**Exercise directions:** Return all of the data exactly, omitting any images.

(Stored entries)
"""

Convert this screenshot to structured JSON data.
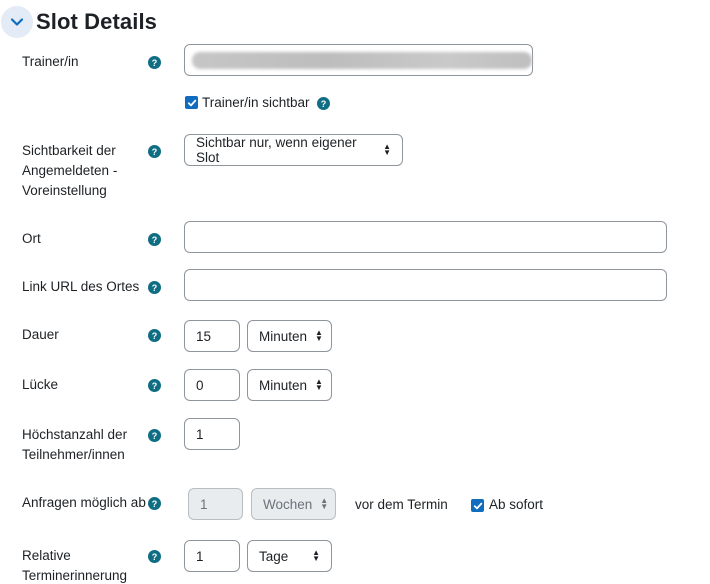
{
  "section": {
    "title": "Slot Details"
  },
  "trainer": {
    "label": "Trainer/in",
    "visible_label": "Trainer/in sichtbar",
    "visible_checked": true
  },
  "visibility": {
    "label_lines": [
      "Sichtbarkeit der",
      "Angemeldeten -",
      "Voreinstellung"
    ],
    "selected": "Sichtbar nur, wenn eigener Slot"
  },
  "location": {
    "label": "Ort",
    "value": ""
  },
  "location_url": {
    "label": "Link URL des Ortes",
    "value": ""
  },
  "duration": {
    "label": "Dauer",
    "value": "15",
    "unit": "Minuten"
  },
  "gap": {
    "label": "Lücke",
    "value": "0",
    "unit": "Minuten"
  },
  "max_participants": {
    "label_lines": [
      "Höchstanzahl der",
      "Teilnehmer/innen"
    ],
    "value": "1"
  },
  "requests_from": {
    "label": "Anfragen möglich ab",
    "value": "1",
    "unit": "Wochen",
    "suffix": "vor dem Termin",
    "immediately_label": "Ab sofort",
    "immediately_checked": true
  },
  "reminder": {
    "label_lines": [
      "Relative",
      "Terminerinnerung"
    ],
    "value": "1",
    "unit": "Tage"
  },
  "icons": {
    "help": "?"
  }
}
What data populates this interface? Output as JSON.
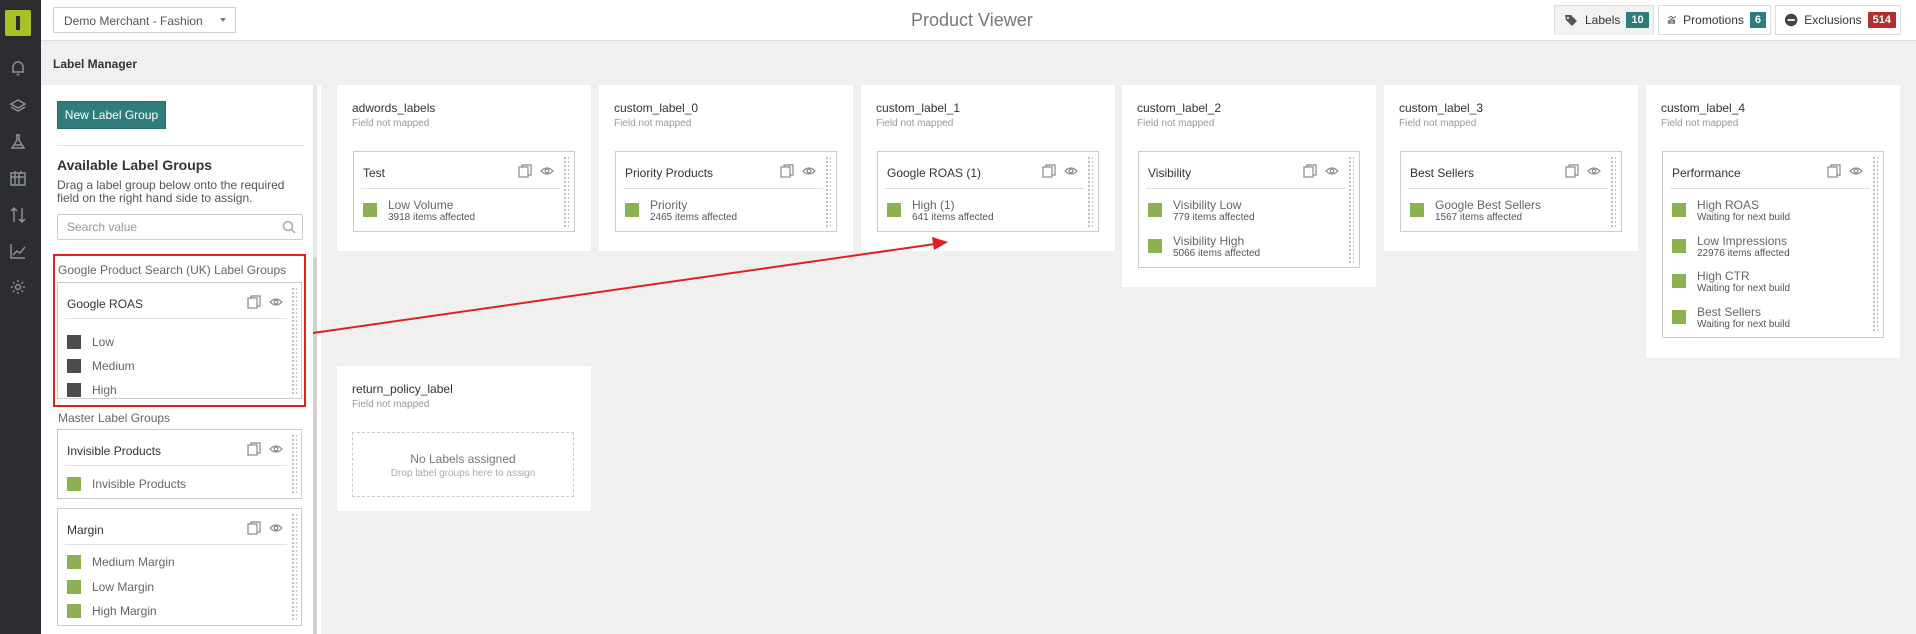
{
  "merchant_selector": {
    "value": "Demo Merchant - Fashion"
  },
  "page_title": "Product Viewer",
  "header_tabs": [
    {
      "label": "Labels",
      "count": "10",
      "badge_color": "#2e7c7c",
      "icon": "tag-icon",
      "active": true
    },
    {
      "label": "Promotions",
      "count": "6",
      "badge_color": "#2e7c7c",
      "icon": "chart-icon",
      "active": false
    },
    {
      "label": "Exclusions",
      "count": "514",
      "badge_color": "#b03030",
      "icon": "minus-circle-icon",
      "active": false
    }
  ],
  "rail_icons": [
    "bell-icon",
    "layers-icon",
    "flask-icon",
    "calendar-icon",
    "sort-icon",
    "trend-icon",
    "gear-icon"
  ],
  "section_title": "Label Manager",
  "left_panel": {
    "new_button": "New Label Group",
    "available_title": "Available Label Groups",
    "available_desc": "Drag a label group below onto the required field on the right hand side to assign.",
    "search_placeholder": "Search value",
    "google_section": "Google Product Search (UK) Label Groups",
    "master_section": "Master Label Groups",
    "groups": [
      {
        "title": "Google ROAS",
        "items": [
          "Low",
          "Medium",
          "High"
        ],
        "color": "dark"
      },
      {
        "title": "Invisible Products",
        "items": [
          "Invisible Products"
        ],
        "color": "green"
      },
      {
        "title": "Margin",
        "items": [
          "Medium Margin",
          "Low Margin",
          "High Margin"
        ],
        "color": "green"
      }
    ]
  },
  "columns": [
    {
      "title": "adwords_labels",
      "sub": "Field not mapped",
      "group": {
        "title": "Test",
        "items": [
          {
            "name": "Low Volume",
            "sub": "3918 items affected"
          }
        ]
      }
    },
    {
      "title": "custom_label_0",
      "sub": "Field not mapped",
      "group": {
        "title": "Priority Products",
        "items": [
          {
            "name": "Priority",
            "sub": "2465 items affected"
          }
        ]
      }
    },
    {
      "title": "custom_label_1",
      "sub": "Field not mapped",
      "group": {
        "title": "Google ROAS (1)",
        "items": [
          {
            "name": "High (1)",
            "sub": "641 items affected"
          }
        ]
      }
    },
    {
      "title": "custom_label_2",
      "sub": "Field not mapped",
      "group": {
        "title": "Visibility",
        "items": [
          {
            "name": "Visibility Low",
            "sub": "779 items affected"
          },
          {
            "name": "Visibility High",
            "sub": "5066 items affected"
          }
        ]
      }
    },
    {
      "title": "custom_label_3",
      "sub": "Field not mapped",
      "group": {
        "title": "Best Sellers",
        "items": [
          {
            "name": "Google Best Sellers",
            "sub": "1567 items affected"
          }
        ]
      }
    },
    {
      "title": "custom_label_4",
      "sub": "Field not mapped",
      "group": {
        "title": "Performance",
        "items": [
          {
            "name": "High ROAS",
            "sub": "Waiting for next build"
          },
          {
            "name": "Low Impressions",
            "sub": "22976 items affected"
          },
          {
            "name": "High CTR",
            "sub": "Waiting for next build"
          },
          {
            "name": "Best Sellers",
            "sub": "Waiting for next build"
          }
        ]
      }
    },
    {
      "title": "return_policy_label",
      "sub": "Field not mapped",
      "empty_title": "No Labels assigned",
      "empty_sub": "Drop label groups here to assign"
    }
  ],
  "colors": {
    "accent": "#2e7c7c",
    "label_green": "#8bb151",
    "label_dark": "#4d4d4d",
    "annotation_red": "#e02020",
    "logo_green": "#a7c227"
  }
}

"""

**Reply to the exercise:**
Convert this screenshot to structured JSON data.
{
  "section": {
    "title": "Slot Details"
  },
  "trainer": {
    "label": "Trainer/in",
    "visible_label": "Trainer/in sichtbar",
    "visible_checked": true
  },
  "visibility": {
    "label_lines": [
      "Sichtbarkeit der",
      "Angemeldeten -",
      "Voreinstellung"
    ],
    "selected": "Sichtbar nur, wenn eigener Slot"
  },
  "location": {
    "label": "Ort",
    "value": ""
  },
  "location_url": {
    "label": "Link URL des Ortes",
    "value": ""
  },
  "duration": {
    "label": "Dauer",
    "value": "15",
    "unit": "Minuten"
  },
  "gap": {
    "label": "Lücke",
    "value": "0",
    "unit": "Minuten"
  },
  "max_participants": {
    "label_lines": [
      "Höchstanzahl der",
      "Teilnehmer/innen"
    ],
    "value": "1"
  },
  "requests_from": {
    "label": "Anfragen möglich ab",
    "value": "1",
    "unit": "Wochen",
    "suffix": "vor dem Termin",
    "immediately_label": "Ab sofort",
    "immediately_checked": true
  },
  "reminder": {
    "label_lines": [
      "Relative",
      "Terminerinnerung"
    ],
    "value": "1",
    "unit": "Tage"
  },
  "icons": {
    "help": "?"
  }
}
What data populates this interface? Output as JSON.
{
  "merchant_selector": {
    "value": "Demo Merchant - Fashion"
  },
  "page_title": "Product Viewer",
  "header_tabs": [
    {
      "label": "Labels",
      "count": "10",
      "badge_color": "#2e7c7c",
      "icon": "tag-icon",
      "active": true
    },
    {
      "label": "Promotions",
      "count": "6",
      "badge_color": "#2e7c7c",
      "icon": "chart-icon",
      "active": false
    },
    {
      "label": "Exclusions",
      "count": "514",
      "badge_color": "#b03030",
      "icon": "minus-circle-icon",
      "active": false
    }
  ],
  "rail_icons": [
    "bell-icon",
    "layers-icon",
    "flask-icon",
    "calendar-icon",
    "sort-icon",
    "trend-icon",
    "gear-icon"
  ],
  "section_title": "Label Manager",
  "left_panel": {
    "new_button": "New Label Group",
    "available_title": "Available Label Groups",
    "available_desc": "Drag a label group below onto the required field on the right hand side to assign.",
    "search_placeholder": "Search value",
    "google_section": "Google Product Search (UK) Label Groups",
    "master_section": "Master Label Groups",
    "groups": [
      {
        "title": "Google ROAS",
        "items": [
          "Low",
          "Medium",
          "High"
        ],
        "color": "dark"
      },
      {
        "title": "Invisible Products",
        "items": [
          "Invisible Products"
        ],
        "color": "green"
      },
      {
        "title": "Margin",
        "items": [
          "Medium Margin",
          "Low Margin",
          "High Margin"
        ],
        "color": "green"
      }
    ]
  },
  "columns": [
    {
      "title": "adwords_labels",
      "sub": "Field not mapped",
      "group": {
        "title": "Test",
        "items": [
          {
            "name": "Low Volume",
            "sub": "3918 items affected"
          }
        ]
      }
    },
    {
      "title": "custom_label_0",
      "sub": "Field not mapped",
      "group": {
        "title": "Priority Products",
        "items": [
          {
            "name": "Priority",
            "sub": "2465 items affected"
          }
        ]
      }
    },
    {
      "title": "custom_label_1",
      "sub": "Field not mapped",
      "group": {
        "title": "Google ROAS (1)",
        "items": [
          {
            "name": "High (1)",
            "sub": "641 items affected"
          }
        ]
      }
    },
    {
      "title": "custom_label_2",
      "sub": "Field not mapped",
      "group": {
        "title": "Visibility",
        "items": [
          {
            "name": "Visibility Low",
            "sub": "779 items affected"
          },
          {
            "name": "Visibility High",
            "sub": "5066 items affected"
          }
        ]
      }
    },
    {
      "title": "custom_label_3",
      "sub": "Field not mapped",
      "group": {
        "title": "Best Sellers",
        "items": [
          {
            "name": "Google Best Sellers",
            "sub": "1567 items affected"
          }
        ]
      }
    },
    {
      "title": "custom_label_4",
      "sub": "Field not mapped",
      "group": {
        "title": "Performance",
        "items": [
          {
            "name": "High ROAS",
            "sub": "Waiting for next build"
          },
          {
            "name": "Low Impressions",
            "sub": "22976 items affected"
          },
          {
            "name": "High CTR",
            "sub": "Waiting for next build"
          },
          {
            "name": "Best Sellers",
            "sub": "Waiting for next build"
          }
        ]
      }
    },
    {
      "title": "return_policy_label",
      "sub": "Field not mapped",
      "empty_title": "No Labels assigned",
      "empty_sub": "Drop label groups here to assign"
    }
  ],
  "colors": {
    "accent": "#2e7c7c",
    "label_green": "#8bb151",
    "label_dark": "#4d4d4d",
    "annotation_red": "#e02020",
    "logo_green": "#a7c227"
  }
}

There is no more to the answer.